Q: How has your creativity evolved throughout the years? What role have flowers played in this evolution?

“I have learned over the last five years to trust myself a lot more. [Before] I would second guess what I was doing. Because I knew that I didn’t have that formal education, I would question myself a lot. I would over order, over buy, prolong the process, and I would always try to be safe. “ 

“Now, I feel a lot more confident in my ability to create something super fly even if I don’t know what I’m doing.” 

“That evolution has played a role in my personal life. My relationship with flowers is very spiritual because of the divinity I feel with this calling. I feel like God whispered in my ear “hey, this is what you need to be doing.” And because of that, I try to take what I learn and see and apply that to my life. I realize what I’m experiencing in business mirrors my personal life so when I’m going too hard in business my life is also crashing.” 

“I’ve grown as a person because I’ve taught myself to take the lessons from the flower world and apply them to my life.”

Q: Has 2020 taught you anything about yourself, your art, and/or the floral industry?

“2020 has taught me that innovation is underrated (lol). Having the ability to reinvent yourself can take you far.” 

2020 has also taught me how resilient I am because, amid the world changing so quickly and so drastically, I’ve been able to have answers to these changes. I think that is what is separating the people that are succeeding right now from the people that are not. I don’t mean that harshly, just as the reality of the situation. Some people can adapt to the times and reinvent themselves in a way that is sustainable regardless of whether or not they’ve seen this been done before.” 

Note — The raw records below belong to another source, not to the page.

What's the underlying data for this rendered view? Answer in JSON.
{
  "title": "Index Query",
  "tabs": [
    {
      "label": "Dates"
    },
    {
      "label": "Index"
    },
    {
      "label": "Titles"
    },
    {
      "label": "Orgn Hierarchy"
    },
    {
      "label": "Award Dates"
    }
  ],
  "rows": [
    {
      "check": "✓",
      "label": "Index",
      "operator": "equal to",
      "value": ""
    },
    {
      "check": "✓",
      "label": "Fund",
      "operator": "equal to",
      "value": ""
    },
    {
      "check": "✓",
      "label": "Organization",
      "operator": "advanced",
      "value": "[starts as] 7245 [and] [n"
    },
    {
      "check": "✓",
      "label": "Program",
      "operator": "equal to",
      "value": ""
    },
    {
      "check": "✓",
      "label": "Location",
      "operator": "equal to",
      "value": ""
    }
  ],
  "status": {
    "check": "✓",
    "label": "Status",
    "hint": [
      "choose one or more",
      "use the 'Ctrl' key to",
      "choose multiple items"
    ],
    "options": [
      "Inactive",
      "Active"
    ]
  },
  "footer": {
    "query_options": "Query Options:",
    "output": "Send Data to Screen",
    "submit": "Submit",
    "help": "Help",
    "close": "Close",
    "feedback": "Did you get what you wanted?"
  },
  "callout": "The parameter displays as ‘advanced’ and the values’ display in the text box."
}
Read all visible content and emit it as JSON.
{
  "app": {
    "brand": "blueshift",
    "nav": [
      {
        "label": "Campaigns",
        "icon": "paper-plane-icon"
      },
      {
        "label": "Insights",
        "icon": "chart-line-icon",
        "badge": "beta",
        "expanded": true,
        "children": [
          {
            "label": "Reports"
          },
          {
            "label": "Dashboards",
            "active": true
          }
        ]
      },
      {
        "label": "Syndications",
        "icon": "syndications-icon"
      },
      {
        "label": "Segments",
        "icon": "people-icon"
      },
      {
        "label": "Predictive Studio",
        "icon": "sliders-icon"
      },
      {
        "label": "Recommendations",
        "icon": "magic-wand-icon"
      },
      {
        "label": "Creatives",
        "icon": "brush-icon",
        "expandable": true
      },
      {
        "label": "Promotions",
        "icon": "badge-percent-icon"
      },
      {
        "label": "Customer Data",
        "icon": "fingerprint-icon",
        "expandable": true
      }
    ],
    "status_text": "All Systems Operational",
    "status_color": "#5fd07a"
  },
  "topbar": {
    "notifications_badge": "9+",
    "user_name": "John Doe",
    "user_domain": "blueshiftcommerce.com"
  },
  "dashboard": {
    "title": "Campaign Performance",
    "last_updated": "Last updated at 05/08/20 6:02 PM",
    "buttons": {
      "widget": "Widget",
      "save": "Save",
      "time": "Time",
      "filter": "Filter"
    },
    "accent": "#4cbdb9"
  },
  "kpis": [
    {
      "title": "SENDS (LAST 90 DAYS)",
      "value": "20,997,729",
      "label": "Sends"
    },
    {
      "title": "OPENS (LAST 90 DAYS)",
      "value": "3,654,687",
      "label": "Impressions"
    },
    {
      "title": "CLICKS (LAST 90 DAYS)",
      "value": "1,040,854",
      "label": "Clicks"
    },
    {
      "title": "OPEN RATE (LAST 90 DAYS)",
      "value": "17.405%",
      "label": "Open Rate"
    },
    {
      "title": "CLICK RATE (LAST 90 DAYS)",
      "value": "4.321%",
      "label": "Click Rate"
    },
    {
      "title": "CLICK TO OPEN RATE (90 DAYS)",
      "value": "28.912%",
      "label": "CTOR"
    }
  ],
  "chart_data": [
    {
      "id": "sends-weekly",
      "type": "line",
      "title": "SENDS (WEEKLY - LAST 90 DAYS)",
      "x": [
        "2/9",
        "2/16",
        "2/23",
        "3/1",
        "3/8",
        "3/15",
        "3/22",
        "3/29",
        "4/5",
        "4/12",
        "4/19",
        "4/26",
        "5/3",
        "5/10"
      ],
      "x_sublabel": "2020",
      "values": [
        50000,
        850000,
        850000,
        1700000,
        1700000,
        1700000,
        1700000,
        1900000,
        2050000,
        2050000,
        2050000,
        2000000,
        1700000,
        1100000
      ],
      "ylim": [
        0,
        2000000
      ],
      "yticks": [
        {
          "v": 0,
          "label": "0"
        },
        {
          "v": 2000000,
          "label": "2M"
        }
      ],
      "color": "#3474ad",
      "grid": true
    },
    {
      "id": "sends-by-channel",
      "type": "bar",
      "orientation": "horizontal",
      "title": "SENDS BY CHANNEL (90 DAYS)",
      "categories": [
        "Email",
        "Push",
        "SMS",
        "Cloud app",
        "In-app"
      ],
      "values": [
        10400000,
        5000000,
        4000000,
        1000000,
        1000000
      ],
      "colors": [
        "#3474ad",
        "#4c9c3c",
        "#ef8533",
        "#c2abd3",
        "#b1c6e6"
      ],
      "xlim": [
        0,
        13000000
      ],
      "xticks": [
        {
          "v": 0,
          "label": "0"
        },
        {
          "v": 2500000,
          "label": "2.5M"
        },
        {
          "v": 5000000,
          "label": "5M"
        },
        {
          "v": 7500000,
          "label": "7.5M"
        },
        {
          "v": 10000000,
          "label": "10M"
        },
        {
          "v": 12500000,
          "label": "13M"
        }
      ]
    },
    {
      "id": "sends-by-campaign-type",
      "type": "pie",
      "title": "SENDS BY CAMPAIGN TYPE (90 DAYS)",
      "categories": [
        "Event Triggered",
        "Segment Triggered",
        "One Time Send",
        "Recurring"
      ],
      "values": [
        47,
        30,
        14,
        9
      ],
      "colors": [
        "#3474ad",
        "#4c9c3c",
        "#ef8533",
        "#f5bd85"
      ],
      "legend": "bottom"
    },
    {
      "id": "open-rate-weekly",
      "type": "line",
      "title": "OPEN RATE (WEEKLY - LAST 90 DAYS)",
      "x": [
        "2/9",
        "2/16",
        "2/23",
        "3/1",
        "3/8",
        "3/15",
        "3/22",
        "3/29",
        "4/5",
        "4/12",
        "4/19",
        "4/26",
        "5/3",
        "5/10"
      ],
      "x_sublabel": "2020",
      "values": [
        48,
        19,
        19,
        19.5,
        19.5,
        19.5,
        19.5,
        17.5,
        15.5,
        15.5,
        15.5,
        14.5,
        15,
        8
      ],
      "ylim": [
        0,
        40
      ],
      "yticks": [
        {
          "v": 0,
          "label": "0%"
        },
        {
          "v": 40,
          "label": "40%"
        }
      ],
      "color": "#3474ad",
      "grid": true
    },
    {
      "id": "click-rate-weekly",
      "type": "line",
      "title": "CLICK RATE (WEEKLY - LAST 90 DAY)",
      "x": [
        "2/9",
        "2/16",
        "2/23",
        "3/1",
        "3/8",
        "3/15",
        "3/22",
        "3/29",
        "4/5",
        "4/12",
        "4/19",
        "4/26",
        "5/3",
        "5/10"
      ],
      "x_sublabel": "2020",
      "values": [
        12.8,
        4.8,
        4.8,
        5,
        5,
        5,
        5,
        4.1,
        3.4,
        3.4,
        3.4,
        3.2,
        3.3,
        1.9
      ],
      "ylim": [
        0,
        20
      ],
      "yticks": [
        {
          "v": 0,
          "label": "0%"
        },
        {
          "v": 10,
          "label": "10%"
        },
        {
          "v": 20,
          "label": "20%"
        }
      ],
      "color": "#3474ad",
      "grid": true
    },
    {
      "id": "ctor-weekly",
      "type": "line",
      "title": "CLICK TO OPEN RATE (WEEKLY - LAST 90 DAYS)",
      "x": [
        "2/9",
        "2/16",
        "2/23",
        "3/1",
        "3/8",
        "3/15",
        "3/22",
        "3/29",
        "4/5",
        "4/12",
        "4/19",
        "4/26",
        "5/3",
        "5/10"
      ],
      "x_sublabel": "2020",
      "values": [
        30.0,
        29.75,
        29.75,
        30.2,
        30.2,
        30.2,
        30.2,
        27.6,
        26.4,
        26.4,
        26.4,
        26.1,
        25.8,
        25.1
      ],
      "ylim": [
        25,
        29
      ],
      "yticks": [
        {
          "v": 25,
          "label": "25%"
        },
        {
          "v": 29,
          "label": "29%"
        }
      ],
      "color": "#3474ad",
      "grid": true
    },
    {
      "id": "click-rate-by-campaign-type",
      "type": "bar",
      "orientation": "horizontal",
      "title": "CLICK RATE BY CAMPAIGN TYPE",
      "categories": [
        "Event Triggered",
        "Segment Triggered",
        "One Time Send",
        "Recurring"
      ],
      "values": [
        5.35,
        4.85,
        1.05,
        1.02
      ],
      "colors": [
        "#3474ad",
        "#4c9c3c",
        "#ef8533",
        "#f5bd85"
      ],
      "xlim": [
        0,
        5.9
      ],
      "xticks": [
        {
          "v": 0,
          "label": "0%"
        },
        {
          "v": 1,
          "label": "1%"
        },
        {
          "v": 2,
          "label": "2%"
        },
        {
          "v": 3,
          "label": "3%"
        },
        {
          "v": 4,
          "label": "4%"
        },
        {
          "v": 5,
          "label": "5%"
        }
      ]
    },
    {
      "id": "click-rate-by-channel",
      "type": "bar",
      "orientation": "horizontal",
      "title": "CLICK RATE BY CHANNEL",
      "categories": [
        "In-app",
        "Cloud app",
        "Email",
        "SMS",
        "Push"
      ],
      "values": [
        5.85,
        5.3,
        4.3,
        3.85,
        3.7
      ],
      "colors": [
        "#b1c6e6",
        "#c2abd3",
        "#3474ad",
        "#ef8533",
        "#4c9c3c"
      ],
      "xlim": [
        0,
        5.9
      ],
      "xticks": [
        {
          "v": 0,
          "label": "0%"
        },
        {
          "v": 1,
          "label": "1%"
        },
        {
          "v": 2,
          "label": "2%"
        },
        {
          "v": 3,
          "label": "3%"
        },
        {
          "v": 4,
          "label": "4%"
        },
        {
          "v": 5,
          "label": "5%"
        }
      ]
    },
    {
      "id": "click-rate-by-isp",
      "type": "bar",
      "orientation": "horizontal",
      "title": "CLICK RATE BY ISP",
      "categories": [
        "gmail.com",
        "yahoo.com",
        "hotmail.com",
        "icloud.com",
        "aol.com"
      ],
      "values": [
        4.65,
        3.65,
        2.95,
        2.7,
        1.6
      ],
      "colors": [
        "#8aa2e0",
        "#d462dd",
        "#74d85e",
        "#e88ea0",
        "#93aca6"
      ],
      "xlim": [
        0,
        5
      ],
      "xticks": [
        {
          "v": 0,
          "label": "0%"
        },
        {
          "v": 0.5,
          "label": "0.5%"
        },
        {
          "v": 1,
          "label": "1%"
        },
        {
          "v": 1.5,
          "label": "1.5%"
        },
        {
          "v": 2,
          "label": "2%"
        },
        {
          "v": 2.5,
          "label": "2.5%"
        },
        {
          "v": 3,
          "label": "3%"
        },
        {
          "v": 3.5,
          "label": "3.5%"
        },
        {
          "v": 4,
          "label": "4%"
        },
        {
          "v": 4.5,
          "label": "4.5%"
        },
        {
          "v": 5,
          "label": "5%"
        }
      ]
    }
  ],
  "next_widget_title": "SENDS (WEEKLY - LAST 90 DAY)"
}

“Given all the adversity that I have experienced throughout my life, one thing I can do is reinvent myself over and over again.” 

“2020 can feel like a “nothing” year but I‘ve been coming from nothing since I was born so I can make something out of nothing in any space. 2020 has proven that.

I’m turning 30 this year and it’s a big exciting thing to come to terms with who I am. I’ve been so far from my true self for so long. I did not accept my greatness, even my flaws and all the things that make me who I am. Those things are important to my story because, without them, I wouldn’t have learned what I learned or know what I know.” 

“2020 has shown me that I am as resilient as I’ve always wanted to be and I’m growing more this year than I ever have, which is mind-blowing. It’s also something to sit on and accept.” 

“2020 has taught me that people need art. The world needs it more than they think they do. At the foot of the chaotic times, art is what helps us through. Nobody is surviving without a movie on Netflix or without music right now. Art is now a necessity and not a luxury.”

“For the innovative and genuine [floral industry] members, I think that the industry is here to stay. The people that are similar to me, that are also thriving this year show that the industry is not going anywhere.” 

Flowers are powerful, flowers are art, flowers are “feel good” things. The people in our industry have the responsibility to provide the world with this beauty and to be that vessel that connects the world to this beautiful gift that we have been given by nature. We need to tell ourselves “let’s do something with flowers to make them even more beautiful so they can reach even more people.”

“Most importantly, this industry will thrive with people that have genuine intentions.”


Q: What’s next for Say Sukii Flowers? 

“I think what’s next for Say Sukii Flowers is a lot more of what we’ve already been doing on a much larger scale. We’re going to be reaching more individuals in the community. We are setting ourselves up for growth and expansion. Our work right now is going to reach a lot more children. The kids and the community are what I’m focused on because that is where I think the highest need for this art and these flowers are.” 

“I think we can make the greatest impact on the world through our community and kids, that’s our biggest focus.” 

“We’re still doing events, installations, and art projects because that is where my heart is at but what is next is Say Sukii Flowers on a much larger scale and we’ll be reaching more people around the world.” 

A huge thanks to Sukii for her time, her honesty and for sharing her passion with us. Follow her journey here.